Most importantly, our philosophy is that time spent producing content of the level that most residents enjoy is worth some compensation. We are real people spending substantial real time on content. Second Life has given us the opportunity to be compensated for our time and skills, and Linden Lab in turn receives a portion of that compensation every time we pay tier, move money in or out of the system, or upload textures. Offering “freebies” devalues those skills and time for us. It sets into the customer culture a belief that this work should be free. And it furthers the notion that replicating content and redistributing it (called “intellectual property theft” by some) is condonable. In the end, it will set into the minds of consumers the idea that what Linden Lab offers should also be free.
We realize that Linden Lab is a private enterprise; our success is yours and yours is ours. We also realize that the push for a “free” Internet is part of a greater culture that pervades the entire grid. Certainly Amazon.com, for example, offers free content. However, they don't offer it on their splash page nor do they offer it without a certain amount of diligent user awareness. We know that virtual goods is a multi-billion dollar industry with much more potential. Linden Lab has told us this. How would you deny us all this little piece of the pie? How would you cut yourselves off at the legs by letting your new users think life in Second Life is a no-cost proposition?
We want Linden Lab to succeed. We want you to retain new users. However, we want these to be spending users. Rethink your ads and your marketing approach. Consider what you're really selling and sell it well. Cut us all in on the deal so we can help make Linden Lab grow.
from Designers in Seclusion
P.S. A few days after this letter was sent, my account received another email with this graphic:
This is what we like to see!
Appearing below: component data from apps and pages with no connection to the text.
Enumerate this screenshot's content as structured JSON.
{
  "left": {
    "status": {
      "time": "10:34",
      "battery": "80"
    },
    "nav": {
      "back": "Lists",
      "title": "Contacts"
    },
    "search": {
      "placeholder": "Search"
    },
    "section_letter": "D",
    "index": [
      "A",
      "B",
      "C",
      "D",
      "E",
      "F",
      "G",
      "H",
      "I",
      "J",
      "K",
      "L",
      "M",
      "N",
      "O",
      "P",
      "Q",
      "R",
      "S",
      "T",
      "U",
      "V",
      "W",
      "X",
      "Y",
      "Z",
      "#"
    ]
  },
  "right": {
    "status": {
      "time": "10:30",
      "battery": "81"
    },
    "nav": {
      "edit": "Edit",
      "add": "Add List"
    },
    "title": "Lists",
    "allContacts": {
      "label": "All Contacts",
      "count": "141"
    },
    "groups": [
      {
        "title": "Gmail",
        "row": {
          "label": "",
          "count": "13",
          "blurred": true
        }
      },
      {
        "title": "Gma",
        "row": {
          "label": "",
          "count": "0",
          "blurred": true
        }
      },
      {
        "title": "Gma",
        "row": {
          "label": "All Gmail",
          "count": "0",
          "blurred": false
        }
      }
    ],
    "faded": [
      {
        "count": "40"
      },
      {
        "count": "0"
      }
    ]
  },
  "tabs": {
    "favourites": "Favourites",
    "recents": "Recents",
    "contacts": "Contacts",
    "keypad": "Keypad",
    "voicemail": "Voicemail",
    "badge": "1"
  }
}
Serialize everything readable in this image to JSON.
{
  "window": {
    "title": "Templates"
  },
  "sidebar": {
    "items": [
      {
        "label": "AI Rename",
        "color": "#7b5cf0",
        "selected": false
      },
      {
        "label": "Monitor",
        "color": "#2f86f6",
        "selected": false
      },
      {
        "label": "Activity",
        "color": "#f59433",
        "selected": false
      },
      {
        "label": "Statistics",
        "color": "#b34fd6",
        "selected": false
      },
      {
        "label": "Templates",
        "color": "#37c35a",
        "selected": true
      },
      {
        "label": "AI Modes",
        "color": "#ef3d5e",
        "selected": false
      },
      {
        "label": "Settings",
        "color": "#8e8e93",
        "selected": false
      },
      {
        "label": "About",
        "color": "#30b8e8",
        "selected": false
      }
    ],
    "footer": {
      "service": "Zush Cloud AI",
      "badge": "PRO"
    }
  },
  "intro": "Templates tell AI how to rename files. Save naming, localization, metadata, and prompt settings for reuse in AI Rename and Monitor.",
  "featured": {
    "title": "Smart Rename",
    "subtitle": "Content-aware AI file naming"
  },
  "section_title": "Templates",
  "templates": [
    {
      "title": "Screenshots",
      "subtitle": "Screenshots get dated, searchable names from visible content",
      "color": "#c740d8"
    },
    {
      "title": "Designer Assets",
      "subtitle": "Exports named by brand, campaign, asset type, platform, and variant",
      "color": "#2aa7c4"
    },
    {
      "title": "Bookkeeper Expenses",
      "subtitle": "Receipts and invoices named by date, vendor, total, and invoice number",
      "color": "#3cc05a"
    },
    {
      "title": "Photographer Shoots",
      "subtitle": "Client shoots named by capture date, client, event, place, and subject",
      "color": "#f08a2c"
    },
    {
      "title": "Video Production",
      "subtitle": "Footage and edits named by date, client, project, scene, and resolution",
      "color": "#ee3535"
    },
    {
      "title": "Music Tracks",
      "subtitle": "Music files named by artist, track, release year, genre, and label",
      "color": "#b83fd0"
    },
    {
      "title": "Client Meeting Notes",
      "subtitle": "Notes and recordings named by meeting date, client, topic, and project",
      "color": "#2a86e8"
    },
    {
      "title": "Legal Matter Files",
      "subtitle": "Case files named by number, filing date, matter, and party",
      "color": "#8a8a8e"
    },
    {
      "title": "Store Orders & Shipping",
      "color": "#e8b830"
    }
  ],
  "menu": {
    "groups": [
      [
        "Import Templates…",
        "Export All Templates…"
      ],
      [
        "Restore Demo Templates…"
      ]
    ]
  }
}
Quick note: I do not think LL issued this ad because of my letter. However, Blue did email me that day to something more along the lines of, "Is this what you meant?" I do not attribute this ad to this letter. But I DO feel they heard.